You might not think much about what comes out of the faucet when you turn it on. By taking that attitude, you could miss out on a few cool facts about drinking water. You could also risk your health or damage your pipes and appliances with contaminant-laden water. Since water is essential to survival, give it the time and consideration it deserves by learning these lesser-known facts about drinking water.
1. Most Tap Water Is Safe To Drink
Many Americans get household water from a local public utility. These companies are required to conduct annual testing and report the results to consumers. So, there’s a pretty good chance your water is safe to drink even if you prefer a fancy bottled version. Also, if you have a private well, it’s a good idea to conduct testing on your household water to ensure safety.
2. Hard Water Can Ruin Plumbing
Water is often classified as hard or soft based on its dissolved minerals concentration. Hard water typically contains high levels of calcium and magnesium. On the other hand, soft water has a high concentration of sodium.
If you are unsure about whether your water is hard or soft, take a look at your dishes after they are washed. You probably have hard water if they have a white coating or spots. The same spots that linger on your dishes build up inside pipes, causing serious damage to plumbing and appliances. Hard water can also interfere with laundry detergent, so your clothes may not get fully clean with each washing.
Fixing the problem of hard water is relatively simple. Look into having a water softener installed to reduce the mineral content. The right system will protect your pipes, improve cleaning power, and eliminate the limescale in your shower.
3. Some Older Household Pipes Contain Lead
There are strict regulations about keeping lead out of drinking water. The metal has been linked to birth defects and neurological disorders and is particularly dangerous to children. While new water supply lines are made with lead-free materials, older ones often contain lead. This can contaminate your water supply. If you don’t know what the supply lines leading to your house are made of, ask your utility company.
4. Most U.S. Water Supplies Contain Fluoride
According to the Centers for Disease Control and Prevention, nearly three-fourths of American households connected to public water supplies had fluoridated water. This is critical to support healthy teeth. Public campaigns claim that fluoride in water can reduce cavities by up to 25%.
5. Boiling Water Can Concentrate Some Contaminants
When water is unsafe, you may be told to boil it for several minutes before using it for cooking or drinking. The high temperatures kill bacteria and other pathogens, making dangerous water safe for consumption. However, some water is lost to evaporation so if your water contains high levels of metals or other particulates, they will become more concentrated after boiling.
6. Some Drinking Water Smells Awful

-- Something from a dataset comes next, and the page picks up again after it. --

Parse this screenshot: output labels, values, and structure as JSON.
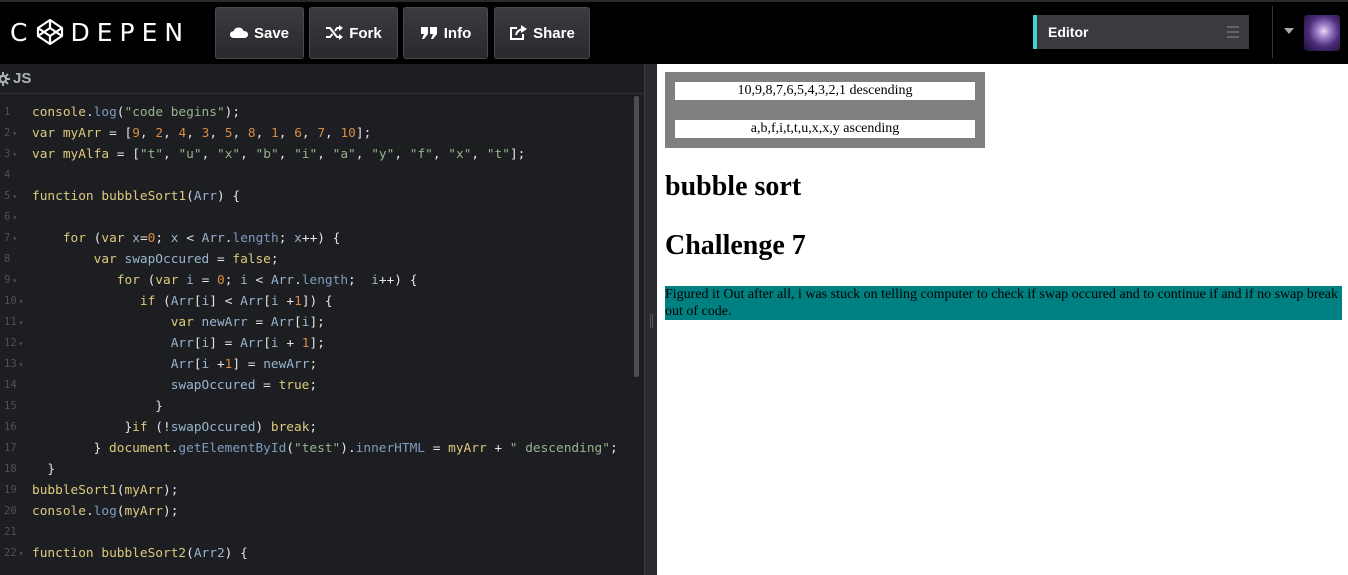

Some water supplies carry distinctive odors. Some common descriptions include musty, sulfur, or rotten eggs. This is generally the result of dissolved chemicals or organic material in the water. The USGS classifies these as nuisance constituents affecting water taste and odor.
Hydrogen sulfide gas can leech into the water and cause a familiar smell of sulfur or rotten eggs. It is common in areas where groundwater comes into contact with certain minerals, such as pyrite. In most cases, this water is perfectly safe to drink, but you might want to request recent test results from the local water authority to be sure.
If you only smell rotten eggs when using the hot water, there’s a good chance it’s due to a chemical reaction in the hot water tank. Schedule a tank cleaning to eliminate buildup and sediment.
No matter how easy it is to take your tap water for granted, you should take time to learn more about it. Having your household water supply tested and using an appropriate filtration system to ensure it is safe and free from bad tastes or odors is also a good idea.